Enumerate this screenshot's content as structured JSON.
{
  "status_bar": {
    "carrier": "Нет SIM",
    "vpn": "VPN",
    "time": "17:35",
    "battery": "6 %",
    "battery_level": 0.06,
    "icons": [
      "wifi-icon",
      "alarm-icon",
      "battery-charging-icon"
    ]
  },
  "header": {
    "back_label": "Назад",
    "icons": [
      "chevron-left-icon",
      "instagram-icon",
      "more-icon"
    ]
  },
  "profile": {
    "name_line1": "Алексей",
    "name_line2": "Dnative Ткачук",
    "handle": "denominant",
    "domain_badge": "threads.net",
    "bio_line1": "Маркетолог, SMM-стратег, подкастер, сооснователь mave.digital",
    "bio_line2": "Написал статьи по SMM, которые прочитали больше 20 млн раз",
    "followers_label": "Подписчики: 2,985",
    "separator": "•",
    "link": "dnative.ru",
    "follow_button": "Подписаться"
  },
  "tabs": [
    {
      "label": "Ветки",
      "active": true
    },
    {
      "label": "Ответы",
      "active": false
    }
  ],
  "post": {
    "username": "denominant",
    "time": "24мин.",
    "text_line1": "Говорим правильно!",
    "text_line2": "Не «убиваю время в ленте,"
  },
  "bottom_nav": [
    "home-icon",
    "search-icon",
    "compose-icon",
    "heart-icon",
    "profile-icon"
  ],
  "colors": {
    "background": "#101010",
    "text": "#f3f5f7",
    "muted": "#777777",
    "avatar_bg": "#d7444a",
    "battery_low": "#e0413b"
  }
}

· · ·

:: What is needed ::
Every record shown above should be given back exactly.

:: Response area ::
Enumerate this screenshot's content as structured JSON.
{
  "status_bar": {
    "carrier": "Нет SIM",
    "vpn": "VPN",
    "time": "17:35",
    "battery": "6 %",
    "battery_level": 0.06,
    "icons": [
      "wifi-icon",
      "alarm-icon",
      "battery-charging-icon"
    ]
  },
  "header": {
    "back_label": "Назад",
    "icons": [
      "chevron-left-icon",
      "instagram-icon",
      "more-icon"
    ]
  },
  "profile": {
    "name_line1": "Алексей",
    "name_line2": "Dnative Ткачук",
    "handle": "denominant",
    "domain_badge": "threads.net",
    "bio_line1": "Маркетолог, SMM-стратег, подкастер, сооснователь mave.digital",
    "bio_line2": "Написал статьи по SMM, которые прочитали больше 20 млн раз",
    "followers_label": "Подписчики: 2,985",
    "separator": "•",
    "link": "dnative.ru",
    "follow_button": "Подписаться"
  },
  "tabs": [
    {
      "label": "Ветки",
      "active": true
    },
    {
      "label": "Ответы",
      "active": false
    }
  ],
  "post": {
    "username": "denominant",
    "time": "24мин.",
    "text_line1": "Говорим правильно!",
    "text_line2": "Не «убиваю время в ленте,"
  },
  "bottom_nav": [
    "home-icon",
    "search-icon",
    "compose-icon",
    "heart-icon",
    "profile-icon"
  ],
  "colors": {
    "background": "#101010",
    "text": "#f3f5f7",
    "muted": "#777777",
    "avatar_bg": "#d7444a",
    "battery_low": "#e0413b"
  }
}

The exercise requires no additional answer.